The excitement set the bar high for Barnatan when he appeared, yet the Israeli pianist did not disappoint. Barnatan was up to the pounding thunder of the concerto’s opening bars, and Warren-Green had the orchestra embracing the grandeur of their role. Yet the interpretation never devolved into a gladiatorial joust. On the contrary, Barnatan took every opportunity in the Allegro non troppo to sound responsive to the orchestral statements and to end his instrumental utterances in such a way that invited dialogue rather than demanding combat. Further, Barnatan emphasized Tchaikovsky’s dialectic within the piano solos and cadenzas, tamping down the composer’s showmanship just enough to reveal his sensitivity. All this was done without slowing the pace or descending into sentimentality. There were moments, in fact, when Barnatan delighted in prodding the tempo and brandishing hands of steel. In the middle Andantino semplice, principal flutist Victor Wang poignantly set the tone with a slightly thinned timbre that deliciously paired with principal oboist Hollis Ulaky’s lyricism.

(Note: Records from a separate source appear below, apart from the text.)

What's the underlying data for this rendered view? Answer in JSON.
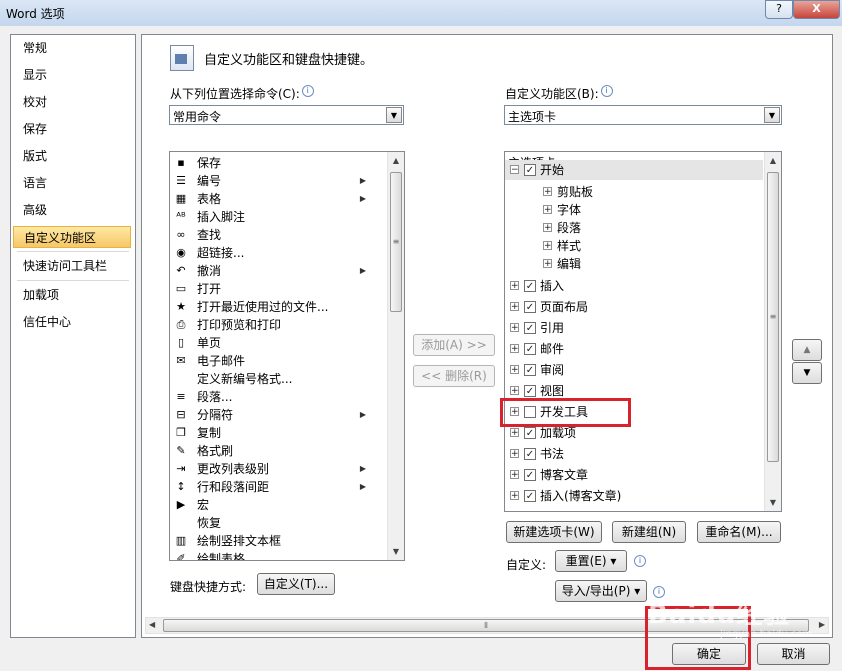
{
  "window": {
    "title": "Word 选项",
    "help": "?",
    "close": "X"
  },
  "nav": {
    "items": [
      {
        "label": "常规"
      },
      {
        "label": "显示"
      },
      {
        "label": "校对"
      },
      {
        "label": "保存"
      },
      {
        "label": "版式"
      },
      {
        "label": "语言"
      },
      {
        "label": "高级"
      },
      {
        "label": "自定义功能区"
      },
      {
        "label": "快速访问工具栏"
      },
      {
        "label": "加载项"
      },
      {
        "label": "信任中心"
      }
    ],
    "selected": "自定义功能区"
  },
  "header": {
    "text": "自定义功能区和键盘快捷键。"
  },
  "left": {
    "label": "从下列位置选择命令(C):",
    "combo_value": "常用命令",
    "commands": [
      {
        "label": "保存",
        "icon": "save-icon",
        "glyph": "▪",
        "sub": false
      },
      {
        "label": "编号",
        "icon": "numbering-icon",
        "glyph": "☰",
        "sub": true
      },
      {
        "label": "表格",
        "icon": "table-icon",
        "glyph": "▦",
        "sub": true
      },
      {
        "label": "插入脚注",
        "icon": "footnote-icon",
        "glyph": "ᴬᴮ",
        "sub": false
      },
      {
        "label": "查找",
        "icon": "binoculars-icon",
        "glyph": "∞",
        "sub": false
      },
      {
        "label": "超链接...",
        "icon": "hyperlink-icon",
        "glyph": "◉",
        "sub": false
      },
      {
        "label": "撤消",
        "icon": "undo-icon",
        "glyph": "↶",
        "sub": true
      },
      {
        "label": "打开",
        "icon": "open-folder-icon",
        "glyph": "▭",
        "sub": false
      },
      {
        "label": "打开最近使用过的文件...",
        "icon": "recent-files-icon",
        "glyph": "★",
        "sub": false
      },
      {
        "label": "打印预览和打印",
        "icon": "print-preview-icon",
        "glyph": "⎙",
        "sub": false
      },
      {
        "label": "单页",
        "icon": "one-page-icon",
        "glyph": "▯",
        "sub": false
      },
      {
        "label": "电子邮件",
        "icon": "email-icon",
        "glyph": "✉",
        "sub": false
      },
      {
        "label": "定义新编号格式...",
        "icon": "none",
        "glyph": "",
        "sub": false
      },
      {
        "label": "段落...",
        "icon": "paragraph-icon",
        "glyph": "≡",
        "sub": false
      },
      {
        "label": "分隔符",
        "icon": "breaks-icon",
        "glyph": "⊟",
        "sub": true
      },
      {
        "label": "复制",
        "icon": "copy-icon",
        "glyph": "❐",
        "sub": false
      },
      {
        "label": "格式刷",
        "icon": "format-painter-icon",
        "glyph": "✎",
        "sub": false
      },
      {
        "label": "更改列表级别",
        "icon": "list-level-icon",
        "glyph": "⇥",
        "sub": true
      },
      {
        "label": "行和段落间距",
        "icon": "line-spacing-icon",
        "glyph": "↕",
        "sub": true
      },
      {
        "label": "宏",
        "icon": "macro-icon",
        "glyph": "▶",
        "sub": false
      },
      {
        "label": "恢复",
        "icon": "none",
        "glyph": "",
        "sub": false
      },
      {
        "label": "绘制竖排文本框",
        "icon": "vertical-textbox-icon",
        "glyph": "▥",
        "sub": false
      },
      {
        "label": "绘制表格",
        "icon": "draw-table-icon",
        "glyph": "✐",
        "sub": false
      }
    ]
  },
  "middle": {
    "add": "添加(A) >>",
    "remove": "<< 删除(R)"
  },
  "right": {
    "label": "自定义功能区(B):",
    "combo_value": "主选项卡",
    "tree_header": "主选项卡",
    "tree": [
      {
        "label": "开始",
        "level": 0,
        "exp": "−",
        "checked": true
      },
      {
        "label": "剪贴板",
        "level": 1,
        "exp": "+",
        "checked": null
      },
      {
        "label": "字体",
        "level": 1,
        "exp": "+",
        "checked": null
      },
      {
        "label": "段落",
        "level": 1,
        "exp": "+",
        "checked": null
      },
      {
        "label": "样式",
        "level": 1,
        "exp": "+",
        "checked": null
      },
      {
        "label": "编辑",
        "level": 1,
        "exp": "+",
        "checked": null
      },
      {
        "label": "插入",
        "level": 0,
        "exp": "+",
        "checked": true
      },
      {
        "label": "页面布局",
        "level": 0,
        "exp": "+",
        "checked": true
      },
      {
        "label": "引用",
        "level": 0,
        "exp": "+",
        "checked": true
      },
      {
        "label": "邮件",
        "level": 0,
        "exp": "+",
        "checked": true
      },
      {
        "label": "审阅",
        "level": 0,
        "exp": "+",
        "checked": true
      },
      {
        "label": "视图",
        "level": 0,
        "exp": "+",
        "checked": true
      },
      {
        "label": "开发工具",
        "level": 0,
        "exp": "+",
        "checked": false
      },
      {
        "label": "加载项",
        "level": 0,
        "exp": "+",
        "checked": true
      },
      {
        "label": "书法",
        "level": 0,
        "exp": "+",
        "checked": true
      },
      {
        "label": "博客文章",
        "level": 0,
        "exp": "+",
        "checked": true
      },
      {
        "label": "插入(博客文章)",
        "level": 0,
        "exp": "+",
        "checked": true
      }
    ],
    "buttons": {
      "new_tab": "新建选项卡(W)",
      "new_group": "新建组(N)",
      "rename": "重命名(M)..."
    },
    "customize_label": "自定义:",
    "reset": "重置(E) ▾",
    "import_export": "导入/导出(P) ▾"
  },
  "keyboard": {
    "label": "键盘快捷方式:",
    "button": "自定义(T)..."
  },
  "footer": {
    "ok": "确定",
    "cancel": "取消"
  },
  "watermark": {
    "logo": "Baidu经验",
    "sub": "jingyan.baidu.com"
  },
  "glyphs": {
    "info": "i",
    "check": "✓",
    "up": "▲",
    "down": "▼",
    "dropdown": "▼",
    "submenu": "▶",
    "grip": "≡",
    "hgrip": "⦀",
    "left": "◀",
    "right": "▶"
  },
  "colors": {
    "highlight": "#d8222d",
    "nav_selected": "#f7c766"
  }
}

It was in the outer movements, however, that Barnatan made his freshest findings and lasting impressions. There were moments in the Finale where Barnatan’s impishness or modernistic syncopations contrasted with the rhapsodic sounds or clangor of the orchestral pronouncements. But there were also moments, particularly in the setup for the concerto’s rousing conclusion, when Barnatan’s bravura and volcanic power meshed perfectly with the orchestra’s majesty. Virile and raw-boned, this rendition by Barnatan and the Charlotte Symphony had thoughtful contours to it that might make you reconsider if you’ve previously concluded that this masterwork was overloaded with bombast. There was no palliative letup in Barnatan’s encore as he gave an incendiary account of the concluding Precipitato movement of Prokofiev’s Piano Sonata No. 7.

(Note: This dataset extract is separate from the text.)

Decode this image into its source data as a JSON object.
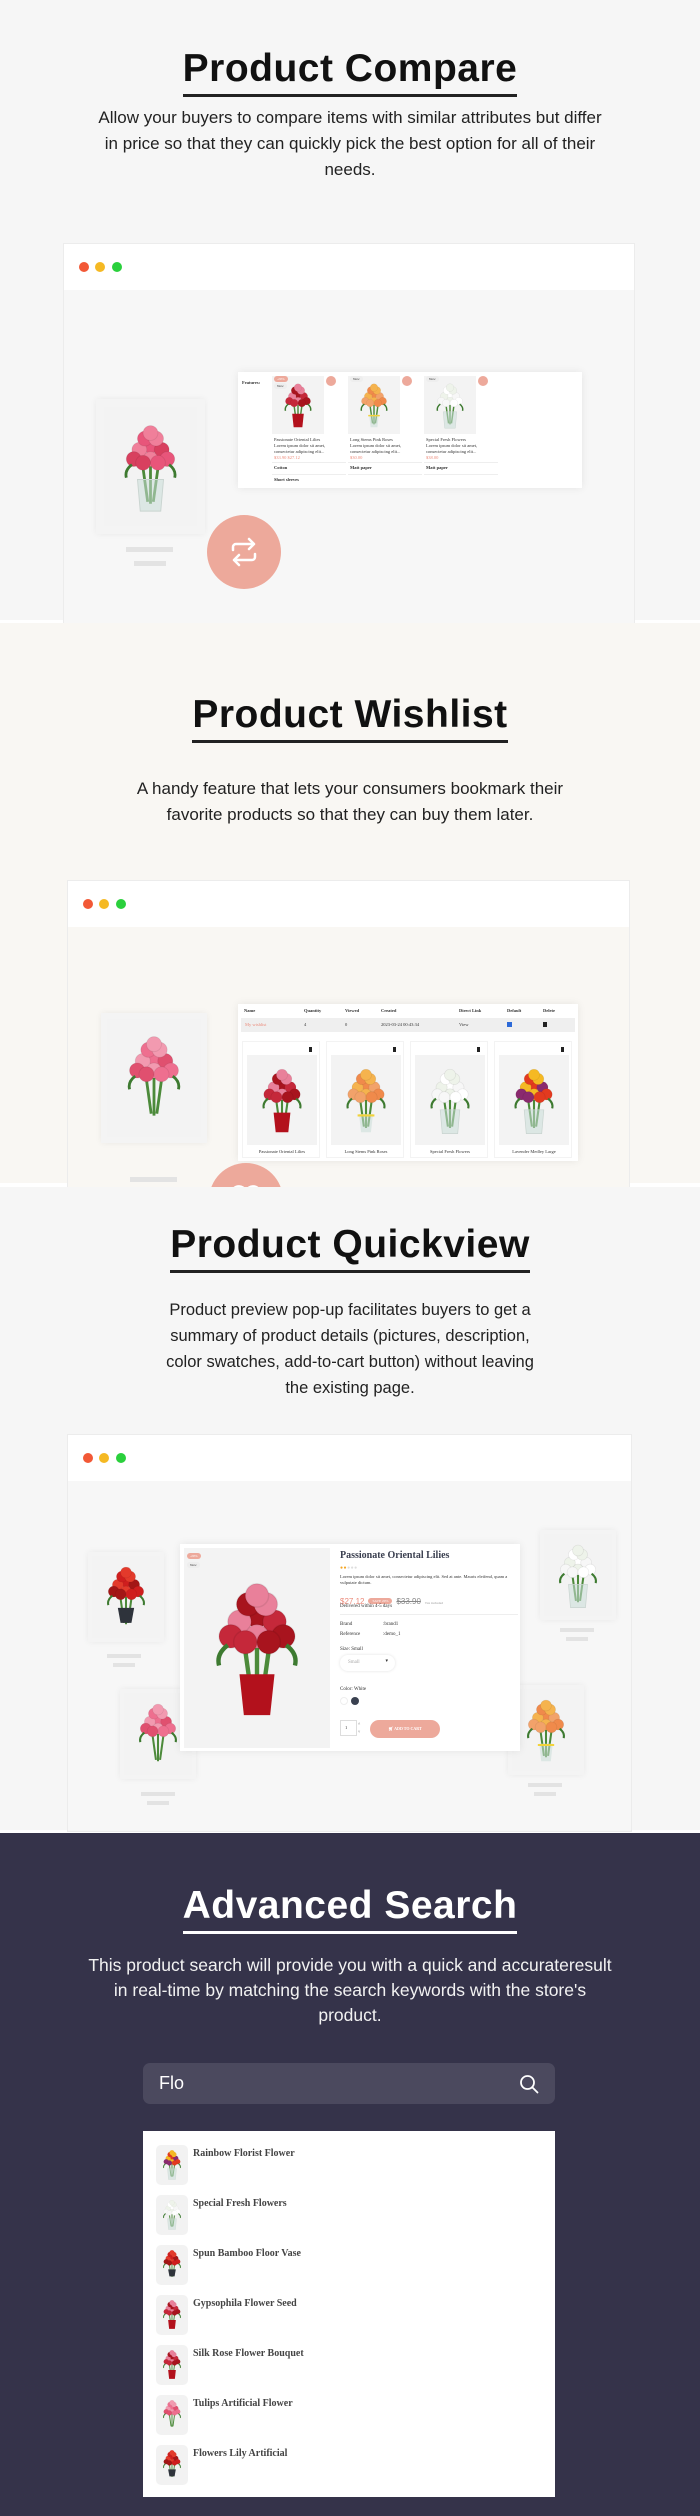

While I must say that I was far more captivated by Tchaikovsky’s Symphony No. 5 when the Czech Philharmonic played it under the baton of Semyon Bychkov on September 17, I must also interject that they had a better audience. Not only did a larger proportion of ticketholders return after intermission, they also had better control of their drinks. The opening Andante was punctuated by an epic cup drop in the rear orchestra that seemed to bounce on every step in the aisle before coming to a rest, and a gentleman sitting two seats away from me had no qualms about adding the crackle of ice in his plastic cup to the percussive effects that the composer had already provided. Principals and sections played beautifully on the Knight stage. Clarinetist Taylor Marino was outstanding in establishing the somber mood of the opening Andante – and exquisitely poignant at the conclusion of the ensuing Andante cantabile, its memorable theme beautifully introduced by acting principal French hornist Byron Johns. French horns blended admirably in the opening movement and the flutes charmed me in the penultimate Valse. But the ebb and flow of Tchaikovsky’s overall tapestry, convincingly rendered in that Cantabile, tended to unravel elsewhere, leaving us with beautifully played fragments that didn’t quite cohere. Although Symphony’s Valse was abundantly danceable, the build at the end of the opening movement didn’t remind me of the grand pas de deux in Nutcracker as vividly as it had in Prague. Even if I didn’t hear the same inevitability connecting the Andante maestoso with the Allegro vivace of the Finale – or any frantic energy midway through the movement – Warren-Green and CSO found the thread in time to deliver a satisfying ending, gloriously burnished with timpani and brass.

This program will be repeated on Saturday, September 29, and Sunday, September 30. See the sidebar for details.